By Jon Cohen and Jennifer Agiesta
Washington Post Staff Writers
Thursday, July 26, 2007
Seven in 10 Americans believe that al-Qaeda is as strong as or stronger than it was before Sept. 11, 2001, and a majority of those with that view blamed President Bush for the terrorist network's continued resilience.
The results, from a Washington Post-ABC News poll, come after the release of a new National Intelligence Estimate concluding that the United States "will face a persistent and evolving terrorist threat over the next three years," particularly from al-Qaeda.
Nearly six years after the Sept. 11 attacks, 26 percent of individuals polled said al-Qaeda is weaker now, while 44 percent considered the terrorist network to be at similar strength and 27 percent believed it to be even more capable.
In a Washington Post-Kaiser Family Foundation-Harvard University poll conducted last month, barely half said the country is safer now than it was before the attacks on the World Trade Center and the Pentagon.
Much like opinions on the war in Iraq, perceptions of the battle against terrorism and al-Qaeda's strength diverged along partisan lines in the new poll.

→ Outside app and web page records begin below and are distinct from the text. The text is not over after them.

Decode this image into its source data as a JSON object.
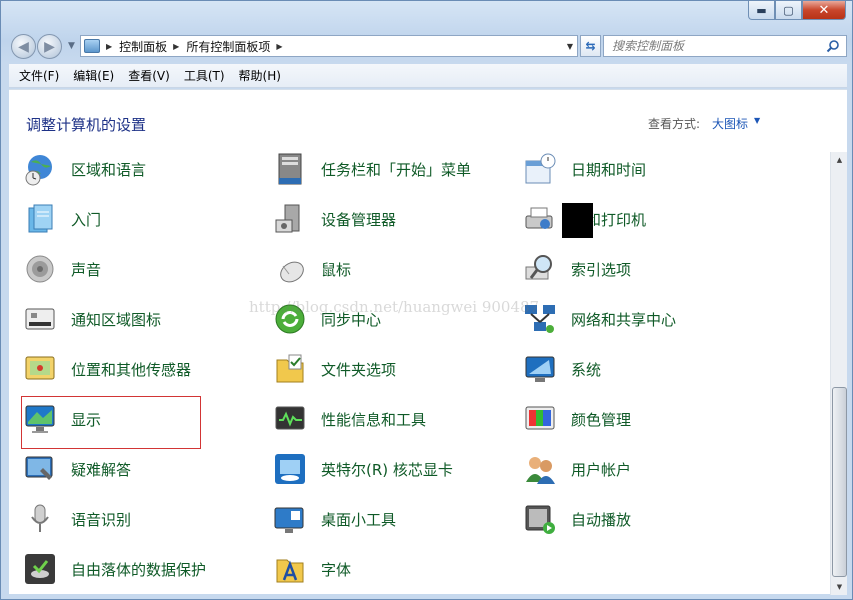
{
  "window": {
    "close_glyph": "✕",
    "minimize_glyph": "▬",
    "maximize_glyph": "▢"
  },
  "address": {
    "crumbs": [
      "控制面板",
      "所有控制面板项"
    ],
    "search_placeholder": "搜索控制面板"
  },
  "menu": [
    "文件(F)",
    "编辑(E)",
    "查看(V)",
    "工具(T)",
    "帮助(H)"
  ],
  "header": {
    "title": "调整计算机的设置",
    "view_by_label": "查看方式:",
    "view_by_value": "大图标"
  },
  "items": [
    {
      "label": "区域和语言",
      "icon": "globe-clock-icon"
    },
    {
      "label": "任务栏和「开始」菜单",
      "icon": "taskbar-icon"
    },
    {
      "label": "日期和时间",
      "icon": "calendar-clock-icon"
    },
    {
      "label": "入门",
      "icon": "getting-started-icon"
    },
    {
      "label": "设备管理器",
      "icon": "device-manager-icon"
    },
    {
      "label": "备和打印机",
      "icon": "printer-icon"
    },
    {
      "label": "声音",
      "icon": "speaker-icon"
    },
    {
      "label": "鼠标",
      "icon": "mouse-icon"
    },
    {
      "label": "索引选项",
      "icon": "magnifier-icon"
    },
    {
      "label": "通知区域图标",
      "icon": "notification-icon"
    },
    {
      "label": "同步中心",
      "icon": "sync-icon"
    },
    {
      "label": "网络和共享中心",
      "icon": "network-icon"
    },
    {
      "label": "位置和其他传感器",
      "icon": "location-sensor-icon"
    },
    {
      "label": "文件夹选项",
      "icon": "folder-options-icon"
    },
    {
      "label": "系统",
      "icon": "system-icon"
    },
    {
      "label": "显示",
      "icon": "display-icon"
    },
    {
      "label": "性能信息和工具",
      "icon": "performance-icon"
    },
    {
      "label": "颜色管理",
      "icon": "color-management-icon"
    },
    {
      "label": "疑难解答",
      "icon": "troubleshooting-icon"
    },
    {
      "label": "英特尔(R) 核芯显卡",
      "icon": "intel-graphics-icon"
    },
    {
      "label": "用户帐户",
      "icon": "user-accounts-icon"
    },
    {
      "label": "语音识别",
      "icon": "microphone-icon"
    },
    {
      "label": "桌面小工具",
      "icon": "gadgets-icon"
    },
    {
      "label": "自动播放",
      "icon": "autoplay-icon"
    },
    {
      "label": "自由落体的数据保护",
      "icon": "data-protection-icon"
    },
    {
      "label": "字体",
      "icon": "fonts-icon"
    }
  ],
  "watermark": "http://blog.csdn.net/huangwei 900487"
}
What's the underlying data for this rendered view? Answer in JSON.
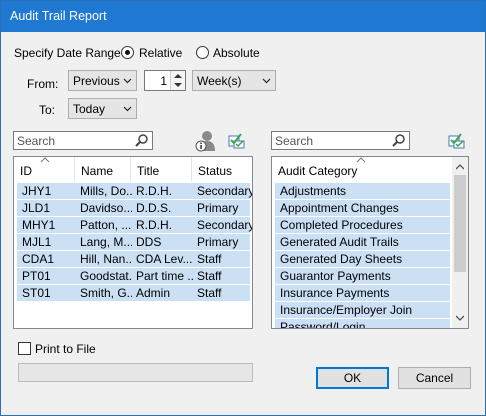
{
  "window": {
    "title": "Audit Trail Report"
  },
  "date_range": {
    "label": "Specify Date Range",
    "relative_label": "Relative",
    "absolute_label": "Absolute",
    "selected": "Relative",
    "from_label": "From:",
    "from_value": "Previous",
    "amount": "1",
    "unit_value": "Week(s)",
    "to_label": "To:",
    "to_value": "Today"
  },
  "users": {
    "search_placeholder": "Search",
    "columns": [
      "ID",
      "Name",
      "Title",
      "Status"
    ],
    "rows": [
      {
        "id": "JHY1",
        "name": "Mills, Do...",
        "title": "R.D.H.",
        "status": "Secondary"
      },
      {
        "id": "JLD1",
        "name": "Davidso...",
        "title": "D.D.S.",
        "status": "Primary"
      },
      {
        "id": "MHY1",
        "name": "Patton, ...",
        "title": "R.D.H.",
        "status": "Secondary"
      },
      {
        "id": "MJL1",
        "name": "Lang, M...",
        "title": "DDS",
        "status": "Primary"
      },
      {
        "id": "CDA1",
        "name": "Hill, Nan...",
        "title": "CDA Lev...",
        "status": "Staff"
      },
      {
        "id": "PT01",
        "name": "Goodstat...",
        "title": "Part time ...",
        "status": "Staff"
      },
      {
        "id": "ST01",
        "name": "Smith, G...",
        "title": "Admin",
        "status": "Staff"
      }
    ]
  },
  "categories": {
    "search_placeholder": "Search",
    "column": "Audit Category",
    "items": [
      "Adjustments",
      "Appointment Changes",
      "Completed Procedures",
      "Generated Audit Trails",
      "Generated Day Sheets",
      "Guarantor Payments",
      "Insurance Payments",
      "Insurance/Employer Join",
      "Password/Login"
    ]
  },
  "print_to_file_label": "Print to File",
  "buttons": {
    "ok": "OK",
    "cancel": "Cancel"
  },
  "icons": {
    "search": "magnifier-icon",
    "user_info": "user-info-icon",
    "select_all": "checklist-icon",
    "dropdown": "chevron-down-icon"
  },
  "colors": {
    "titlebar": "#1f78d1",
    "selection": "#cce0f5",
    "accent": "#0078d7",
    "check_green": "#3aa655"
  }
}
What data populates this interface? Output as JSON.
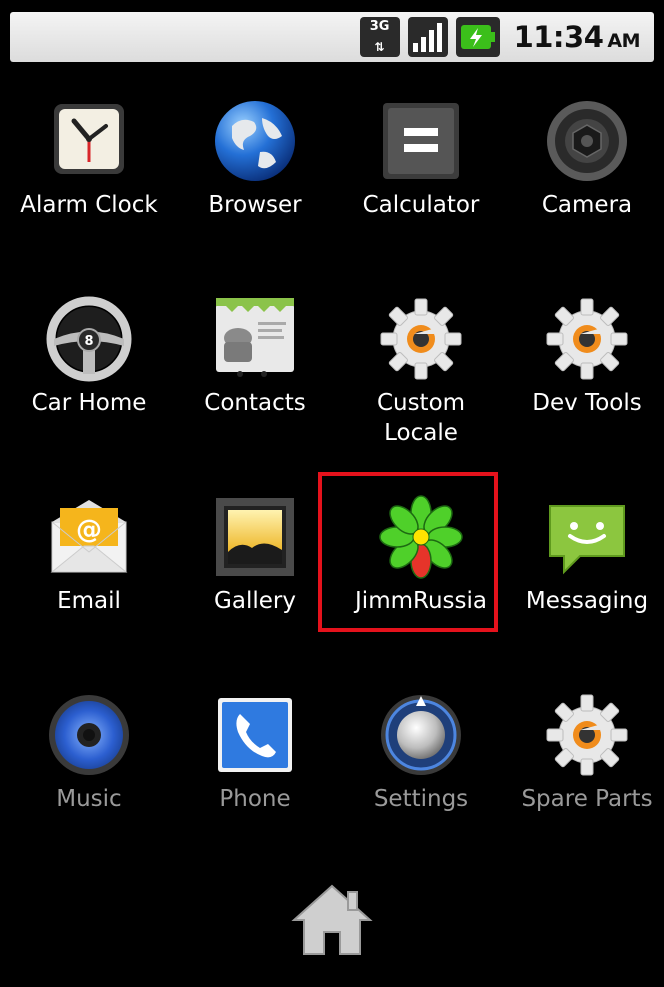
{
  "statusbar": {
    "network_type": "3G",
    "time": "11:34",
    "ampm": "AM"
  },
  "apps": [
    {
      "label": "Alarm Clock",
      "icon": "alarm-clock-icon"
    },
    {
      "label": "Browser",
      "icon": "globe-icon"
    },
    {
      "label": "Calculator",
      "icon": "calculator-icon"
    },
    {
      "label": "Camera",
      "icon": "camera-icon"
    },
    {
      "label": "Car Home",
      "icon": "steering-wheel-icon"
    },
    {
      "label": "Contacts",
      "icon": "contacts-icon"
    },
    {
      "label": "Custom Locale",
      "icon": "gear-icon"
    },
    {
      "label": "Dev Tools",
      "icon": "gear-icon"
    },
    {
      "label": "Email",
      "icon": "email-icon"
    },
    {
      "label": "Gallery",
      "icon": "gallery-icon"
    },
    {
      "label": "JimmRussia",
      "icon": "icq-flower-icon"
    },
    {
      "label": "Messaging",
      "icon": "messaging-icon"
    },
    {
      "label": "Music",
      "icon": "speaker-icon"
    },
    {
      "label": "Phone",
      "icon": "phone-icon"
    },
    {
      "label": "Settings",
      "icon": "settings-knob-icon"
    },
    {
      "label": "Spare Parts",
      "icon": "gear-icon"
    }
  ],
  "colors": {
    "highlight": "#e5121c",
    "label": "#ffffff",
    "label_dim": "#9a9a9a"
  }
}
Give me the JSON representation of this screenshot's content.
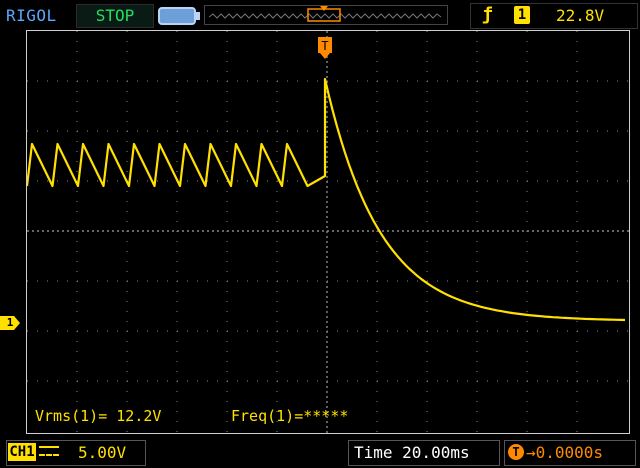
{
  "brand": "RIGOL",
  "run_state": "STOP",
  "trigger": {
    "edge_icon": "rising-edge-icon",
    "channel": "1",
    "level": "22.8V",
    "marker_label": "T"
  },
  "channel": {
    "label": "CH1",
    "marker": "1",
    "volts_per_div": "5.00V",
    "color": "#ffe000"
  },
  "timebase": {
    "text": "Time 20.00ms",
    "offset_icon_label": "T",
    "offset": "→0.0000s"
  },
  "measurements": {
    "vrms": "Vrms(1)= 12.2V",
    "freq": "Freq(1)=*****"
  },
  "colors": {
    "trace": "#ffe000",
    "trigger": "#ff8a00",
    "status_stop": "#20e060",
    "brand": "#5aa8ff"
  }
}
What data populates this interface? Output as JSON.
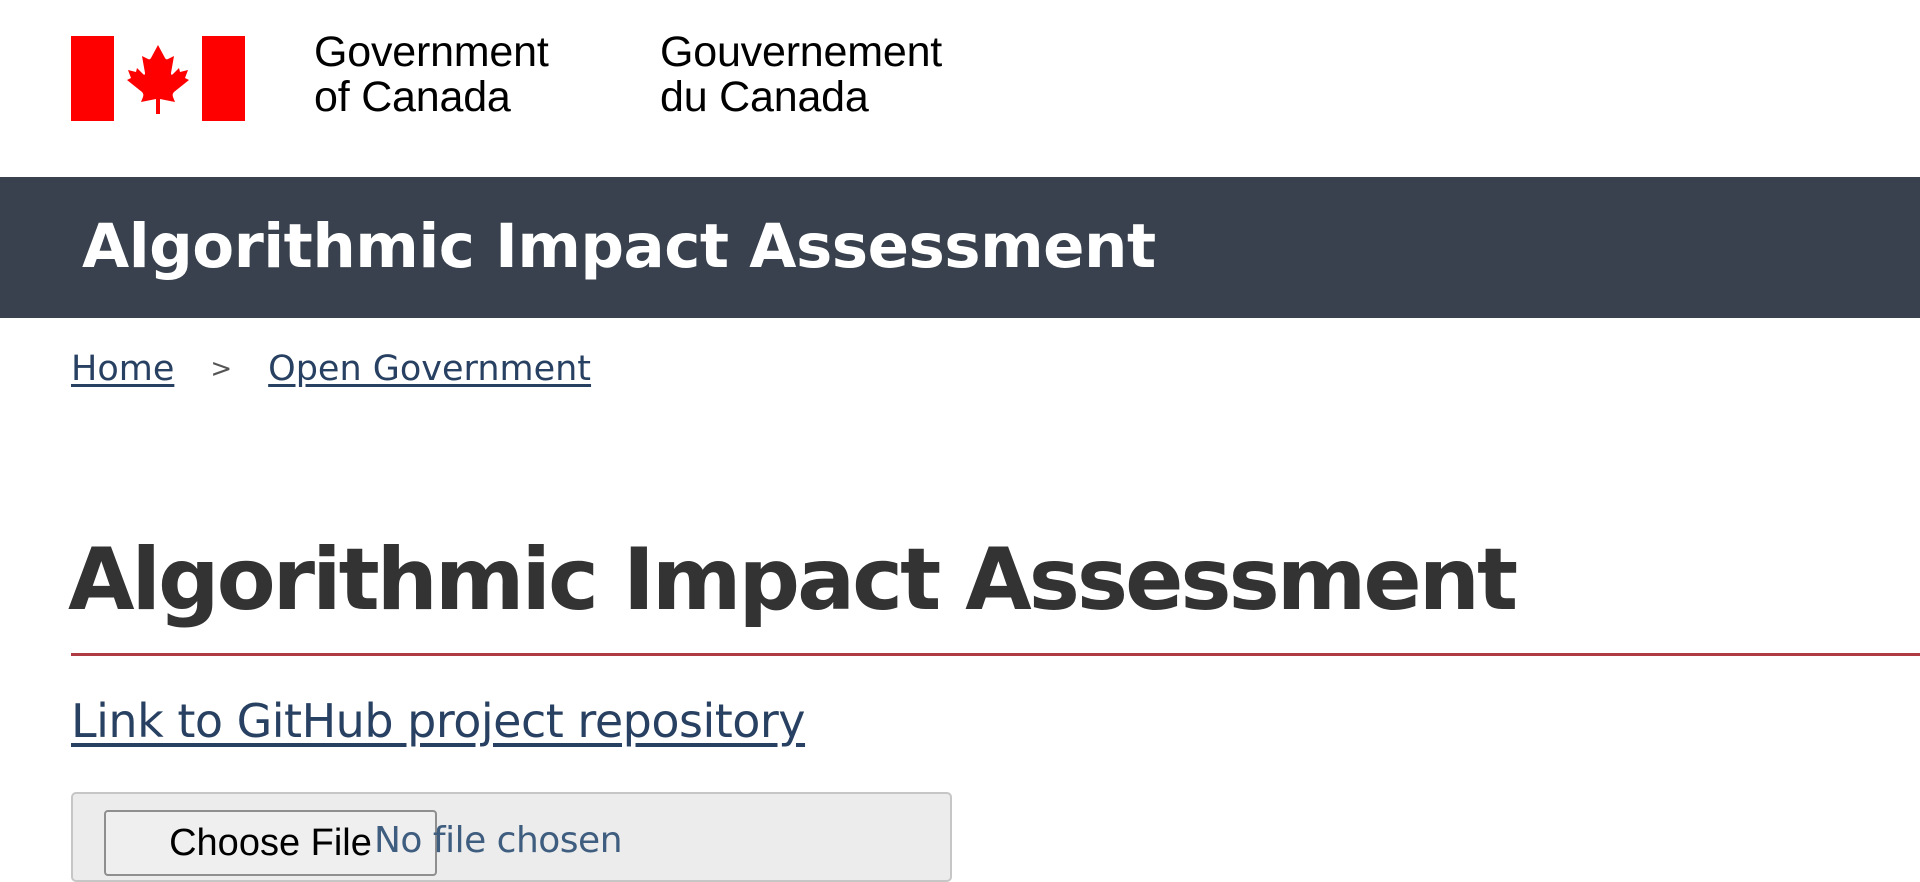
{
  "gov_header": {
    "signature_en_line1": "Government",
    "signature_en_line2": "of Canada",
    "signature_fr_line1": "Gouvernement",
    "signature_fr_line2": "du Canada",
    "flag_color": "#ff0000"
  },
  "app_banner": {
    "title": "Algorithmic Impact Assessment",
    "background_color": "#38414d"
  },
  "breadcrumb": {
    "items": [
      {
        "label": "Home"
      },
      {
        "label": "Open Government"
      }
    ],
    "separator": ">"
  },
  "main": {
    "page_title": "Algorithmic Impact Assessment",
    "title_rule_color": "#af3c43",
    "repo_link_label": "Link to GitHub project repository",
    "link_color": "#284162"
  },
  "file_input": {
    "button_label": "Choose File",
    "status_text": "No file chosen"
  },
  "icons": {
    "flag": "canada-flag-icon"
  }
}
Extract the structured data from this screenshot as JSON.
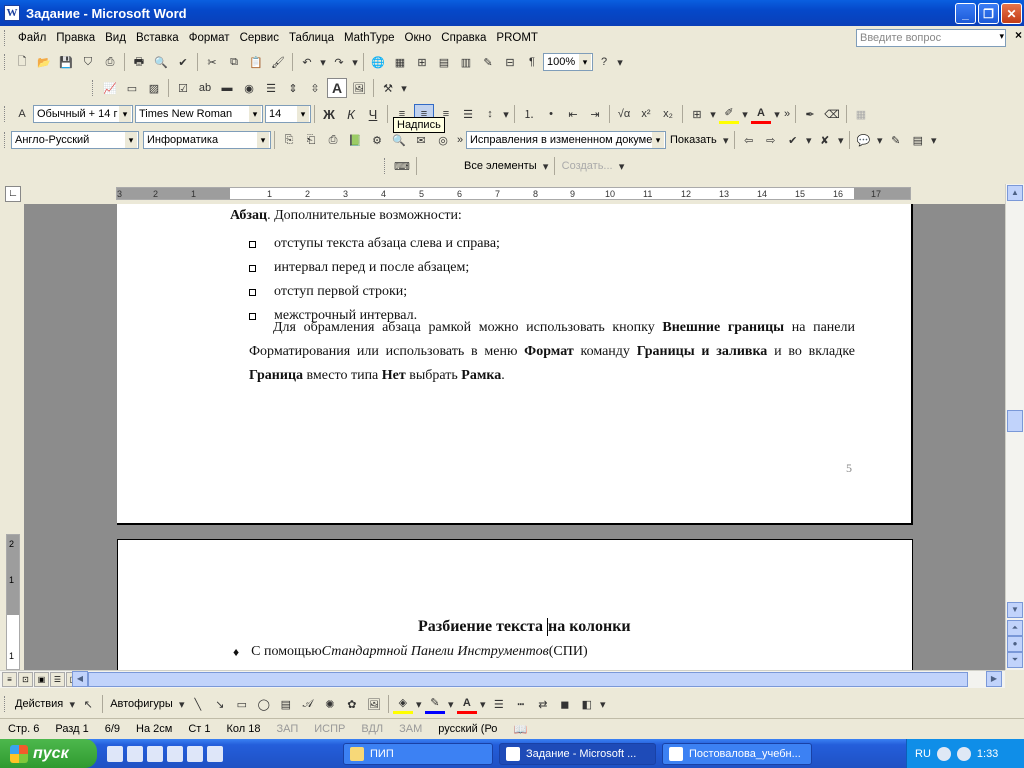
{
  "window": {
    "title": "Задание - Microsoft Word",
    "app_icon": "W"
  },
  "menu": {
    "items": [
      "Файл",
      "Правка",
      "Вид",
      "Вставка",
      "Формат",
      "Сервис",
      "Таблица",
      "MathType",
      "Окно",
      "Справка",
      "PROMT"
    ],
    "help_placeholder": "Введите вопрос"
  },
  "toolbar_standard": {
    "zoom": "100%"
  },
  "toolbar_format": {
    "style": "Обычный + 14 г",
    "font": "Times New Roman",
    "size": "14",
    "bold": "Ж",
    "italic": "К",
    "underline": "Ч"
  },
  "toolbar_promt": {
    "direction": "Англо-Русский",
    "subject": "Информатика"
  },
  "toolbar_review": {
    "display": "Исправления в измененном документ",
    "show": "Показать"
  },
  "toolbar_styles": {
    "all_elements": "Все элементы",
    "create": "Создать..."
  },
  "tooltip": "Надпись",
  "ruler": {
    "numbers": [
      "3",
      "2",
      "1",
      "1",
      "2",
      "3",
      "4",
      "5",
      "6",
      "7",
      "8",
      "9",
      "10",
      "11",
      "12",
      "13",
      "14",
      "15",
      "16",
      "17"
    ]
  },
  "vertical_ruler": {
    "numbers": [
      "2",
      "1",
      "1"
    ]
  },
  "document": {
    "page1": {
      "para_start_bold": "Абзац",
      "para_start_rest": ". Дополнительные возможности:",
      "bullets": [
        "отступы текста абзаца слева и справа;",
        "интервал перед и после абзацем;",
        "отступ первой строки;",
        "межстрочный интервал."
      ],
      "p2_t1": "Для обрамления абзаца рамкой можно использовать кнопку ",
      "p2_b1": "Внешние границы",
      "p2_t2": " на панели Форматирования  или использовать в меню ",
      "p2_b2": "Формат",
      "p2_t3": " команду ",
      "p2_b3": "Границы и заливка",
      "p2_t4": " и во вкладке ",
      "p2_b4": "Граница",
      "p2_t5": " вместо типа ",
      "p2_b5": "Нет",
      "p2_t6": " выбрать ",
      "p2_b6": "Рамка",
      "p2_end": ".",
      "page_number": "5"
    },
    "page2": {
      "heading_part1": "Разбиение текста ",
      "heading_part2": "на колонки",
      "item_text1": "С помощью ",
      "item_italic": "Стандартной Панели Инструментов",
      "item_text2": " (СПИ)"
    }
  },
  "drawing_toolbar": {
    "actions": "Действия",
    "autoshapes": "Автофигуры"
  },
  "statusbar": {
    "page": "Стр.   6",
    "section": "Разд   1",
    "pages": "6/9",
    "at": "На  2см",
    "line": "Ст   1",
    "col": "Кол  18",
    "rec": "ЗАП",
    "trk": "ИСПР",
    "ext": "ВДЛ",
    "ovr": "ЗАМ",
    "lang": "русский (Ро"
  },
  "taskbar": {
    "start": "пуск",
    "tasks": [
      "ПИП",
      "Задание - Microsoft ...",
      "Постовалова_учебн..."
    ],
    "lang": "RU",
    "clock": "1:33"
  }
}
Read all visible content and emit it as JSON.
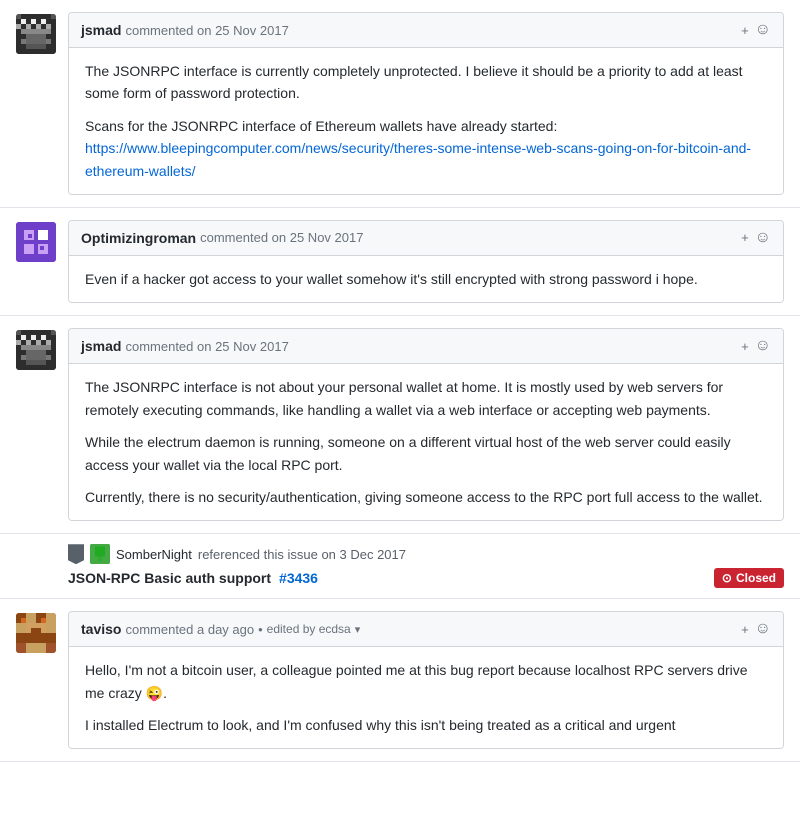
{
  "comments": [
    {
      "id": "comment-1",
      "author": "jsmad",
      "meta": "commented on 25 Nov 2017",
      "body_paragraphs": [
        "The JSONRPC interface is currently completely unprotected. I believe it should be a priority to add at least some form of password protection.",
        "Scans for the JSONRPC interface of Ethereum wallets have already started:"
      ],
      "link": {
        "text": "https://www.bleepingcomputer.com/news/security/theres-some-intense-web-scans-going-on-for-bitcoin-and-ethereum-wallets/",
        "href": "#"
      },
      "avatar_type": "jsmad"
    },
    {
      "id": "comment-2",
      "author": "Optimizingroman",
      "meta": "commented on 25 Nov 2017",
      "body_paragraphs": [
        "Even if a hacker got access to your wallet somehow it's still encrypted with strong password i hope."
      ],
      "link": null,
      "avatar_type": "optimizing"
    },
    {
      "id": "comment-3",
      "author": "jsmad",
      "meta": "commented on 25 Nov 2017",
      "body_paragraphs": [
        "The JSONRPC interface is not about your personal wallet at home. It is mostly used by web servers for remotely executing commands, like handling a wallet via a web interface or accepting web payments.",
        "While the electrum daemon is running, someone on a different virtual host of the web server could easily access your wallet via the local RPC port.",
        "Currently, there is no security/authentication, giving someone access to the RPC port full access to the wallet."
      ],
      "link": null,
      "avatar_type": "jsmad"
    }
  ],
  "reference": {
    "bookmark_label": "bookmark",
    "ref_avatar_label": "SomberNight-avatar",
    "ref_username": "SomberNight",
    "ref_text": "referenced this issue on 3 Dec 2017",
    "issue_title": "JSON-RPC Basic auth support",
    "issue_number": "#3436",
    "status": "Closed",
    "status_icon": "⊙"
  },
  "last_comment": {
    "id": "comment-4",
    "author": "taviso",
    "meta": "commented a day ago",
    "edited_text": "edited by ecdsa",
    "body_paragraphs": [
      "Hello, I'm not a bitcoin user, a colleague pointed me at this bug report because localhost RPC servers drive me crazy 😜.",
      "I installed Electrum to look, and I'm confused why this isn't being treated as a critical and urgent"
    ],
    "avatar_type": "taviso"
  },
  "icons": {
    "plus": "+",
    "smiley": "☺",
    "closed_circle": "⊙",
    "dropdown_arrow": "▾"
  }
}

More than 40 percent of Republicans said they believe the group is weaker now, whereas 27 percent of independents and only 15 percent of Democrats shared that view.
Among those who said the group is stronger or about the same as it was before the attacks, 55 percent assigned a "great deal" or a "good amount" of blame to the president. A third of Republicans who said al-Qaeda is at least as capable also blamed the president.
At the same time, two-thirds of those who said the terrorist organization is now weaker said Bush deserved the credit.
Overall, 43 percent approved of how the president is handling the U.S. campaign against terrorism. That is 10 percentage points higher than his overall approval rating but the lowest he has scored in Post-ABC News polls -- conducted since October 2001 -- on what was once his signature issue.
Congressional Democrats do not fare any better. Only 37 percent of those polled approved of how the new congressional leadership is handling terrorism. That rating is down 14 points since April.
The Post-ABC News poll was conducted by telephone July 18-21 among a random national sample of 1,125 adults. The results from the full survey have a three-percentage-point margin of sampling error.